The response should consist of the records that follow, repeated exactly.

• • • •

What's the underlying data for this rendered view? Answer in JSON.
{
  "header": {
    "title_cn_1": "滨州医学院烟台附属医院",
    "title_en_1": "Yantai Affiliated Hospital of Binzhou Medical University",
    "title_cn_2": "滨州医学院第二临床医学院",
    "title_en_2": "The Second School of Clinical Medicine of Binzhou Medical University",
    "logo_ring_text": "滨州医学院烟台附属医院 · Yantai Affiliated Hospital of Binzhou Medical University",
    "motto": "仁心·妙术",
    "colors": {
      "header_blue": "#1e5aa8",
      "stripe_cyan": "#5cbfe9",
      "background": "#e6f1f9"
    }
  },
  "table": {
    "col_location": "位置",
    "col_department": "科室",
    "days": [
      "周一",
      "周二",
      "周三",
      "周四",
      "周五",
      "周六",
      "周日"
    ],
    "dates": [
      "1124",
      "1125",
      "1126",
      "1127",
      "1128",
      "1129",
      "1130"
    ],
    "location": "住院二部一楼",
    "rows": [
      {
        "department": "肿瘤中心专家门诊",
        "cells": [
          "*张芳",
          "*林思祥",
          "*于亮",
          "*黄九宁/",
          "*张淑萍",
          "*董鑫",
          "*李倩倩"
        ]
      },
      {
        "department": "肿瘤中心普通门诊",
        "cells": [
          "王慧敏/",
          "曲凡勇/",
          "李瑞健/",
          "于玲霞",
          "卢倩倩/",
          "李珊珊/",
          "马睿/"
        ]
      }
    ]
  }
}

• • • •

■ Result below ■
What's the underlying data for this rendered view? Answer in JSON.
{
  "header": {
    "title_cn_1": "滨州医学院烟台附属医院",
    "title_en_1": "Yantai Affiliated Hospital of Binzhou Medical University",
    "title_cn_2": "滨州医学院第二临床医学院",
    "title_en_2": "The Second School of Clinical Medicine of Binzhou Medical University",
    "logo_ring_text": "滨州医学院烟台附属医院 · Yantai Affiliated Hospital of Binzhou Medical University",
    "motto": "仁心·妙术",
    "colors": {
      "header_blue": "#1e5aa8",
      "stripe_cyan": "#5cbfe9",
      "background": "#e6f1f9"
    }
  },
  "table": {
    "col_location": "位置",
    "col_department": "科室",
    "days": [
      "周一",
      "周二",
      "周三",
      "周四",
      "周五",
      "周六",
      "周日"
    ],
    "dates": [
      "1124",
      "1125",
      "1126",
      "1127",
      "1128",
      "1129",
      "1130"
    ],
    "location": "住院二部一楼",
    "rows": [
      {
        "department": "肿瘤中心专家门诊",
        "cells": [
          "*张芳",
          "*林思祥",
          "*于亮",
          "*黄九宁/",
          "*张淑萍",
          "*董鑫",
          "*李倩倩"
        ]
      },
      {
        "department": "肿瘤中心普通门诊",
        "cells": [
          "王慧敏/",
          "曲凡勇/",
          "李瑞健/",
          "于玲霞",
          "卢倩倩/",
          "李珊珊/",
          "马睿/"
        ]
      }
    ]
  }
}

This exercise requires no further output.